**PROVIDED DATA:**
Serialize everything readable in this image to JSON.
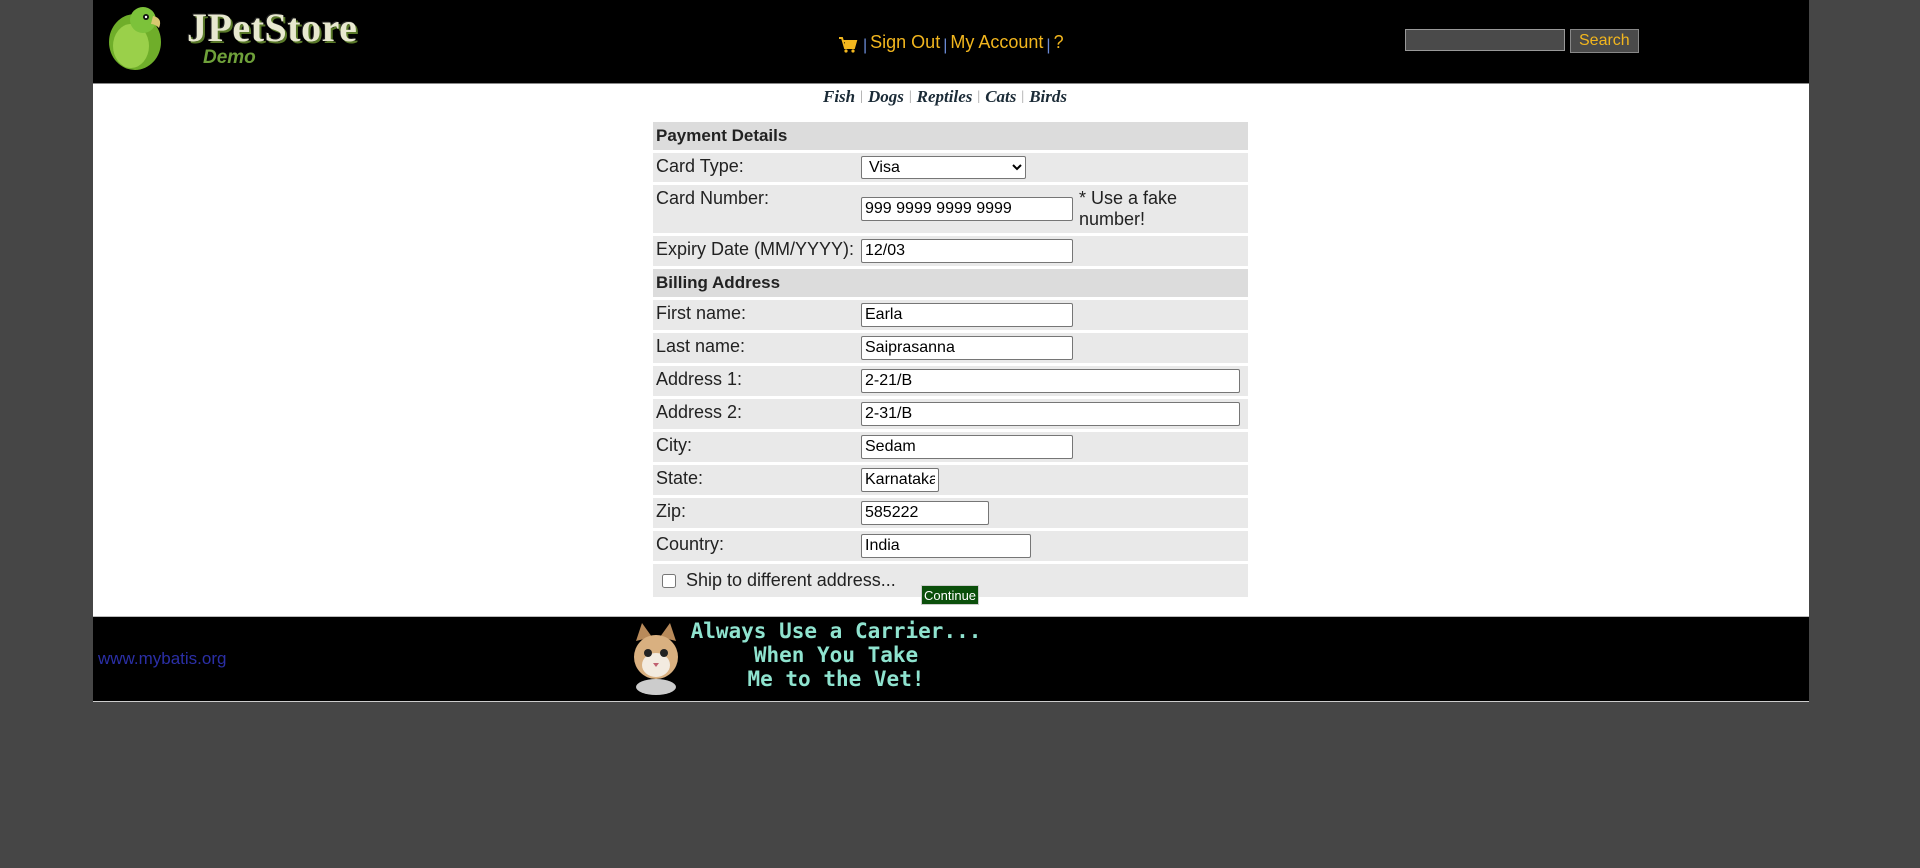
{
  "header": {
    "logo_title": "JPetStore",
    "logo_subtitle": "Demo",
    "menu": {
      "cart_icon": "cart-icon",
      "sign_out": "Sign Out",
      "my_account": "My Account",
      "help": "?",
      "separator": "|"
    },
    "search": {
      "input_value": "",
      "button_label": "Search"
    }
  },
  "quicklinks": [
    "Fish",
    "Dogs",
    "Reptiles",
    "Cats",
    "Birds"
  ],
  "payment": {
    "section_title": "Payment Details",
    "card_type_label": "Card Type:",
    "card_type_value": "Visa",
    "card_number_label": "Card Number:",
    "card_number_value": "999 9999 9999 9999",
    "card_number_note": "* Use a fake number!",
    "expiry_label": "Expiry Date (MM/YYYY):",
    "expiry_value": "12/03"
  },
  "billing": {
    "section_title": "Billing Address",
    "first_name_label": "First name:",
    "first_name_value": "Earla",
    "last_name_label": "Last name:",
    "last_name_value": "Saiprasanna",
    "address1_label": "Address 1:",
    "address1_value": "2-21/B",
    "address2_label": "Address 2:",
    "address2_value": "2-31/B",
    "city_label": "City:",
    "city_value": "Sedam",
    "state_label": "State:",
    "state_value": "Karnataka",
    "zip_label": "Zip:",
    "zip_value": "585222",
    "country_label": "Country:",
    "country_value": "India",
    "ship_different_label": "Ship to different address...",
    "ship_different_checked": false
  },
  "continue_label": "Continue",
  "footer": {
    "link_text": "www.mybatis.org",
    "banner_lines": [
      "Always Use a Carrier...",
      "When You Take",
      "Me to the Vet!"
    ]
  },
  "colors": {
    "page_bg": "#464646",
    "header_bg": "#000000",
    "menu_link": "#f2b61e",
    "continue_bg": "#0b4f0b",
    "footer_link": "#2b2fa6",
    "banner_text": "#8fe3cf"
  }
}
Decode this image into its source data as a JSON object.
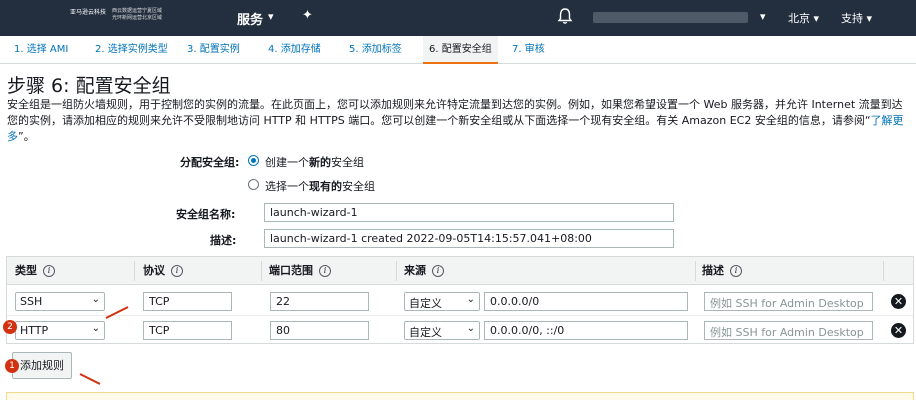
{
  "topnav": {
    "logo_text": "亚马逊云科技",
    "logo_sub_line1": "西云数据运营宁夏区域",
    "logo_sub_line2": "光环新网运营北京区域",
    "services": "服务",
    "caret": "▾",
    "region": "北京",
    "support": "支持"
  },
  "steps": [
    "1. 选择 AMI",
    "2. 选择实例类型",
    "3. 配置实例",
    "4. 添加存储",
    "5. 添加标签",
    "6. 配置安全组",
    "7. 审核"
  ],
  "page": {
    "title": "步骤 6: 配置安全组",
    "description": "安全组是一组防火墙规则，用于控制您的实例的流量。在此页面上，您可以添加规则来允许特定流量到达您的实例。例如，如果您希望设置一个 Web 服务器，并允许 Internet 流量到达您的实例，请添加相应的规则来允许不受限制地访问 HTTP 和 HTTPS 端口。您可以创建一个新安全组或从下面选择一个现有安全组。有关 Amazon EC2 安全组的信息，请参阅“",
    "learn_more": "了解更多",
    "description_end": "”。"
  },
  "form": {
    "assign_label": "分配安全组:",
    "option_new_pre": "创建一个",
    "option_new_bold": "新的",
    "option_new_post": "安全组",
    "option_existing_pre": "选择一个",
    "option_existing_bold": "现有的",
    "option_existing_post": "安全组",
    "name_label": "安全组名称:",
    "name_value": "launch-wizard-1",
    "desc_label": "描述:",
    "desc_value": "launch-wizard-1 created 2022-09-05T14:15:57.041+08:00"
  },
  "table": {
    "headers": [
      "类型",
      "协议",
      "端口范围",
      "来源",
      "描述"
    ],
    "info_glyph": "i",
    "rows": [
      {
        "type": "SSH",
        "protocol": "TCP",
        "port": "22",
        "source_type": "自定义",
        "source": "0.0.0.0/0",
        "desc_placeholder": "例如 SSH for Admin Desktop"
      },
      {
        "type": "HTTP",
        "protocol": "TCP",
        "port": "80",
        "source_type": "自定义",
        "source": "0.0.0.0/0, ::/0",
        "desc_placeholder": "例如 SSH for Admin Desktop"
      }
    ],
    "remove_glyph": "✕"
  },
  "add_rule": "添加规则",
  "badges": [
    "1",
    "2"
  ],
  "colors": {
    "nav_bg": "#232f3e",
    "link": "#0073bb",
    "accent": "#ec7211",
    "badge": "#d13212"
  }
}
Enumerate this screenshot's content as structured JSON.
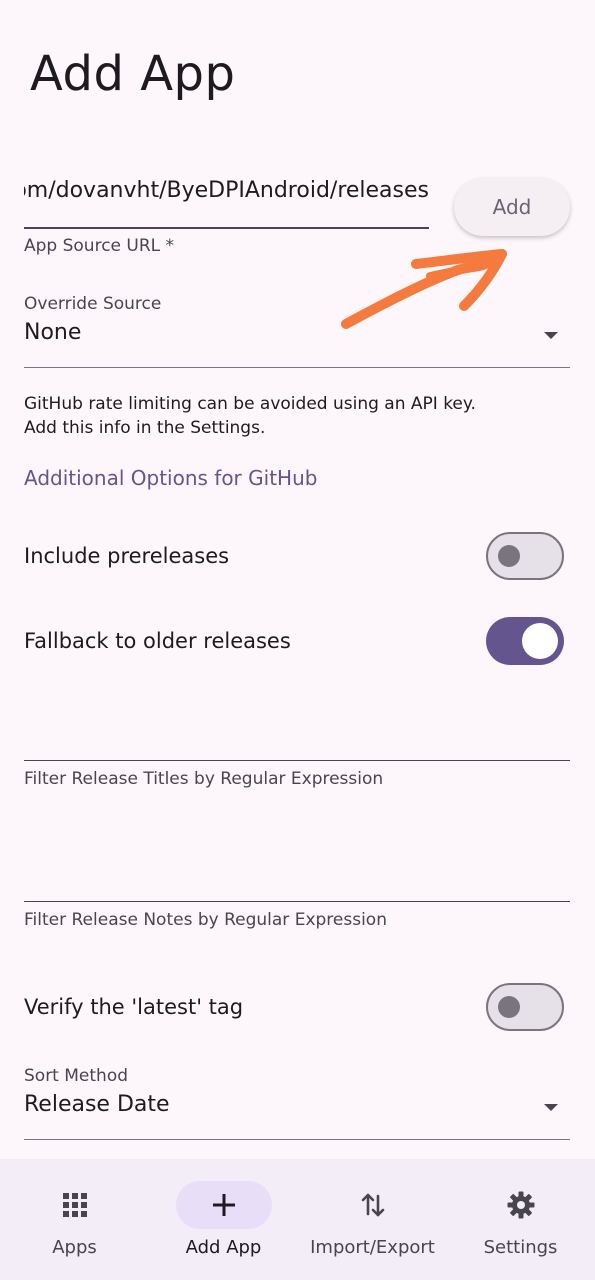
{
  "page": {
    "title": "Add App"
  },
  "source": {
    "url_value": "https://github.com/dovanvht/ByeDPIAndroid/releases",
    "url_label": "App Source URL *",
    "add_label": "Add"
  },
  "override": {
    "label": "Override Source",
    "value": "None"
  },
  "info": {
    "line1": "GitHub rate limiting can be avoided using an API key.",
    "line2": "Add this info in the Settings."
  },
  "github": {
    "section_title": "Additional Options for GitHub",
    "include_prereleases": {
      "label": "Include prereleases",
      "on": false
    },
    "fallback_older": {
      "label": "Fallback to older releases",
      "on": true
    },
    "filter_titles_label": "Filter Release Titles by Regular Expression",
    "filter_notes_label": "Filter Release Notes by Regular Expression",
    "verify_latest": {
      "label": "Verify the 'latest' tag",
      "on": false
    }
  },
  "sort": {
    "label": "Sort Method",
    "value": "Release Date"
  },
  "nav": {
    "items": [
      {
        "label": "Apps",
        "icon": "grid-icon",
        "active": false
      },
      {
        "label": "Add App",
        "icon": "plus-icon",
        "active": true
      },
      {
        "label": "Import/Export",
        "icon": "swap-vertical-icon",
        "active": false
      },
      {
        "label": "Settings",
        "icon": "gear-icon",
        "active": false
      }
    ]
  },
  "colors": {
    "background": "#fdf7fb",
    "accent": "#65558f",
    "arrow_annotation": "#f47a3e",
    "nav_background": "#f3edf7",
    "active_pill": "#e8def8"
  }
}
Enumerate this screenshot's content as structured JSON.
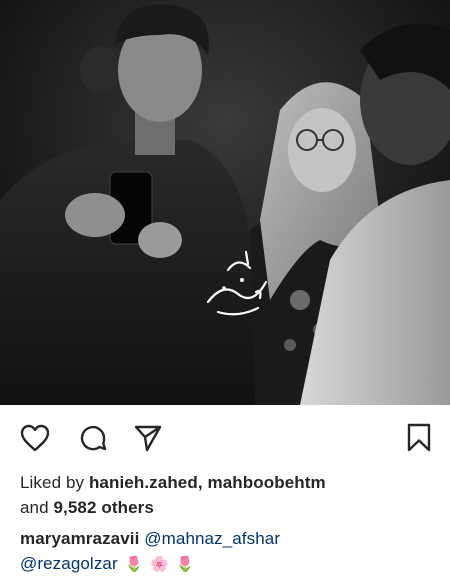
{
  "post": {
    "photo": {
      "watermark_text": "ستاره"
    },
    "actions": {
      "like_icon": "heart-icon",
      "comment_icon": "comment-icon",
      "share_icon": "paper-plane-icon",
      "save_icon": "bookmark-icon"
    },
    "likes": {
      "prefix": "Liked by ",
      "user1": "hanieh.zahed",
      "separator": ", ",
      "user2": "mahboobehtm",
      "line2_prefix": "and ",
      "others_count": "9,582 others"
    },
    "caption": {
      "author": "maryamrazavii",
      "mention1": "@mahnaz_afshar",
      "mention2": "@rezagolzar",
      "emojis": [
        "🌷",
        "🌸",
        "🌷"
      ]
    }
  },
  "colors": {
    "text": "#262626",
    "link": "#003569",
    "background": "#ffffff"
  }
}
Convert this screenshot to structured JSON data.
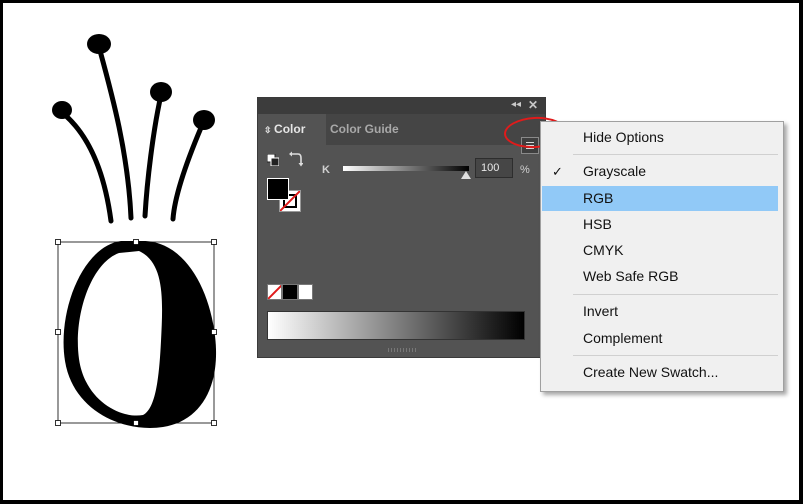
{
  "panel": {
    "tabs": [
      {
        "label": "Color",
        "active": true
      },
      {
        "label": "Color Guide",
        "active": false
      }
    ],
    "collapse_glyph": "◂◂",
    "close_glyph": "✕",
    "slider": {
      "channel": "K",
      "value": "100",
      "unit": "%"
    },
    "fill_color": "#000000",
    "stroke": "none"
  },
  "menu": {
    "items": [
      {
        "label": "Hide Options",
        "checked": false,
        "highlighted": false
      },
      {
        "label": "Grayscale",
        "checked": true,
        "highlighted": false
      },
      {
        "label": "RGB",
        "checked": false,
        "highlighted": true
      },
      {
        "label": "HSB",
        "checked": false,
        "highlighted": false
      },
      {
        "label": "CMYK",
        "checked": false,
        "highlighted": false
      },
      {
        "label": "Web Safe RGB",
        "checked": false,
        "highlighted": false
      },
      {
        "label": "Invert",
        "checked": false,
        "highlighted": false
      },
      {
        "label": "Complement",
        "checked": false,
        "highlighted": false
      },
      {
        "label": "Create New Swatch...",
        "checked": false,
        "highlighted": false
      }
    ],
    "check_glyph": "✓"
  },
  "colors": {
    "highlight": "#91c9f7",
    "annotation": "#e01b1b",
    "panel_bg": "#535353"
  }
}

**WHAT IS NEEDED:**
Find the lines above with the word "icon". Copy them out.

**EXERCISE SOLUTION:**
      "cart_icon": "cart-icon",
        "icon": "grid-icon",
        "icon": "plus-icon",
        "icon": "swap-vertical-icon",
        "icon": "gear-icon",
      "like_icon": "heart-icon",
      "comment_icon": "comment-icon",
      "share_icon": "paper-plane-icon",
      "save_icon": "bookmark-icon"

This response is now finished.